When the "War on Drugs" began to take root, SWAT teams began to proliferate. In June 2014, the American Civil Liberties Union released a detailed report on the current state of militarized police. It focuses on these key points: militarizing the police has occurred "with almost no transparency, accountability or oversight;" the majority of SWAT raids were drug-related and had overtones of racial disparity in their use; and "the use of violent tactics and equipment often resulted in property damage and/or bodily harm." Ferguson brought all this into focus for the American public, which awoke to a realization that the police were behaving as an occupying army rather than as public servants.
Modern policing seems to rely on terrorizing the citizenry as opposed to protecting it. As the ACLU argues, there are some circumstances where specialized training and equipment may be appropriate, such as hostage rescue.

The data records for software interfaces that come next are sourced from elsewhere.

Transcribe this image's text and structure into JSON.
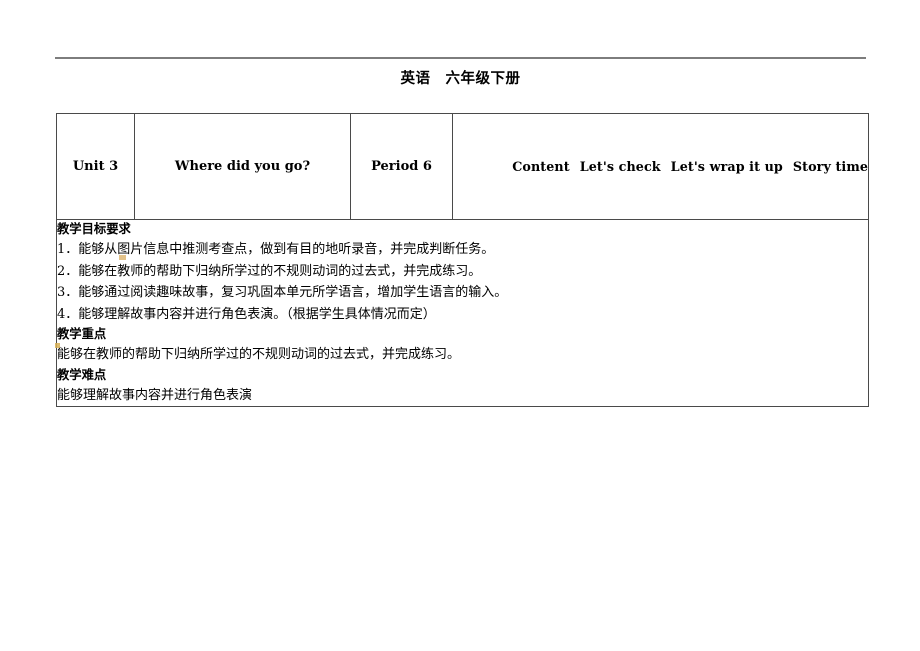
{
  "document": {
    "title": "英语　六年级下册"
  },
  "table": {
    "header": {
      "unit": "Unit 3",
      "lesson_title": "Where did you go?",
      "period": "Period 6",
      "content_items": [
        "Content",
        "Let's check",
        "Let's wrap it up",
        "Story time"
      ]
    },
    "body": {
      "objectives_heading": "教学目标要求",
      "objectives": [
        "1．能够从图片信息中推测考查点，做到有目的地听录音，并完成判断任务。",
        "2．能够在教师的帮助下归纳所学过的不规则动词的过去式，并完成练习。",
        "3．能够通过阅读趣味故事，复习巩固本单元所学语言，增加学生语言的输入。",
        "4．能够理解故事内容并进行角色表演。（根据学生具体情况而定）"
      ],
      "key_points_heading": "教学重点",
      "key_points_text": "能够在教师的帮助下归纳所学过的不规则动词的过去式，并完成练习。",
      "difficult_points_heading": "教学难点",
      "difficult_points_text": "能够理解故事内容并进行角色表演"
    }
  },
  "colors": {
    "rule": "#7d7d7d",
    "table_border": "#4a4a4a",
    "highlight_mark": "#d9ae62",
    "text": "#000000"
  }
}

However, the exception seems to have become the routine. The public saw in Ferguson police in Battle Dress Uniforms, armed with surplus M-16s and body armor and driving Mine Resistant Ambush Protected (MRAP) assault vehicles, and acting like an Israeli occupation force in Palestine. And then there was the realization that Ferguson was no different from any other city in the US.

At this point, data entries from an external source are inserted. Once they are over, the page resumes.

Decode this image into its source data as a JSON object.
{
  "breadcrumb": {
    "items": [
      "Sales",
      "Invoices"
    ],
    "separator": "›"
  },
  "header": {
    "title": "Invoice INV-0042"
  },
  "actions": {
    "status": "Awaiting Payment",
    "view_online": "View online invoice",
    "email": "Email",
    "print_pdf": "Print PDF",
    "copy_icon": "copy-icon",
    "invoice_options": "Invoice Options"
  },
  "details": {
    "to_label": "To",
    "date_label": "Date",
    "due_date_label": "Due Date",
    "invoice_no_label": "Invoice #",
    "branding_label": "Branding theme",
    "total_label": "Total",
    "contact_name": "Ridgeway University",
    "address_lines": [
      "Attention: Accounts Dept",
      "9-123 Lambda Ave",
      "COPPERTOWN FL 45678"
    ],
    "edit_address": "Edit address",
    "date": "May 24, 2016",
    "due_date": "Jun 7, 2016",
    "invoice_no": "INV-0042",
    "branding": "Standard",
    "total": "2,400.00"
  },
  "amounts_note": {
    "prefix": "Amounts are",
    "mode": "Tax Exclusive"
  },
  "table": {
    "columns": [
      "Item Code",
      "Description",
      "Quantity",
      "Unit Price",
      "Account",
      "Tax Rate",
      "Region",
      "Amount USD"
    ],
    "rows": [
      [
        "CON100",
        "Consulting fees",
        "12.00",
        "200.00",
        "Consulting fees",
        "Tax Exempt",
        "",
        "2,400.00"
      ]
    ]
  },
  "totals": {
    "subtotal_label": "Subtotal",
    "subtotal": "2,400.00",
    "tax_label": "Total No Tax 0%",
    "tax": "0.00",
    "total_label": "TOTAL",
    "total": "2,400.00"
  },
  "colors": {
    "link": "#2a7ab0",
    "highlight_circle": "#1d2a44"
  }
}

According to an article on the US Department of Justice Community Policing website, SWAT teams proliferated in the 1980s and 1990s, as did their deployments: an estimated 30,000 SWAT uses in 1995 alone. The Wall Street Journal reported that in 2005 (the last year for which data was available) there were over 50,000 SWAT raids.
An investigation into the depth of militarization was done by New York Times reporter Mark Apuzzo and published on June 8, 2014. Apuzzo reported evidence that civilian police departments (including school district police departments) had received 432 MRAPS, 435 other armored vehicles, 93,763 assault rifles (both M-16s and M-14s), 180,718 magazines, including 100 round capacity magazines.

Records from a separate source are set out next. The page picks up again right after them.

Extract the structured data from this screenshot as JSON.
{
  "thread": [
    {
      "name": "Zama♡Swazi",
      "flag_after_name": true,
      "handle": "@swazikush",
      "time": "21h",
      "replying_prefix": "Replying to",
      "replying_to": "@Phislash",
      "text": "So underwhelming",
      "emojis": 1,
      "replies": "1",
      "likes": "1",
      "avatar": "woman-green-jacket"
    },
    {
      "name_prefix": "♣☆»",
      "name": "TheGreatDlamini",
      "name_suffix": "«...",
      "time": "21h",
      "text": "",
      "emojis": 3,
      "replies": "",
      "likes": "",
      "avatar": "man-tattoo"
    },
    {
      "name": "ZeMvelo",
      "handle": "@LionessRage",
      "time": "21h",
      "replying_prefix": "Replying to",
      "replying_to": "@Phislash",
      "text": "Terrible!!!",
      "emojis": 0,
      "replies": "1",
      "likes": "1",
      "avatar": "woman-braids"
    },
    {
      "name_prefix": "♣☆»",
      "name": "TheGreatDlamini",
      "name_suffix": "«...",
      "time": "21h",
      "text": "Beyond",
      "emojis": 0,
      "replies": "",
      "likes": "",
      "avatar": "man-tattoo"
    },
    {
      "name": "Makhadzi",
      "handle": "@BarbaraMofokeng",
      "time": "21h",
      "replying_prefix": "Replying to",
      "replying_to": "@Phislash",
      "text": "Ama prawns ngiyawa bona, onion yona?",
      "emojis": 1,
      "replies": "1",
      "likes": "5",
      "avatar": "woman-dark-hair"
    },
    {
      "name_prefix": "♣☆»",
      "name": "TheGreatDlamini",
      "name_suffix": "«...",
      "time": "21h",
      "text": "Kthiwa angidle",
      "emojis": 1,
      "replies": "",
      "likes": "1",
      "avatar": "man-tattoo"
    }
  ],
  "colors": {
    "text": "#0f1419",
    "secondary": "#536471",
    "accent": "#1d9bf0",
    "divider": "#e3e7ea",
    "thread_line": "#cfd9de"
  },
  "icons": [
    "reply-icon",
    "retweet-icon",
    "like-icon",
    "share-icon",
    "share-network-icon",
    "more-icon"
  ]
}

Police were never intended to be soldiers; the American model of law enforcement was based on the concept of keeping the police and military functions separate from each other. In the rush to fight the civil unrest of the 1960s, through the War on Drugs and now the War on Terrorism, we have created what author Radley Balko calls the "Warrior Cop." There have been enough public outcries over the issue of warrior cops that the US Senate is now investigating the Department of Defense program that allows the transfer of materials to civilian law enforcement. Given the failure of Congress to provide significant oversight of anything done by the Pentagon, don't expect to see anything change.
Tim Butz was a participant in VVAW'S Operation RAW, a VVAW organizer at Kent State and a coordinator for the Winter Soldier Investigation. he also worked on other VVAW actions. Tim was one of the founding editors of CounterSpy Magazine and was an investigator for the Wounded Knee Legal Defense/Offense Committee. A former Executive Director for ACLU Nebraska and the Nebraska Justice Center, he is currently the Assistant Director of the Fair Housing Center of Nebraska and Iowa, supervising housing discrimination investigations.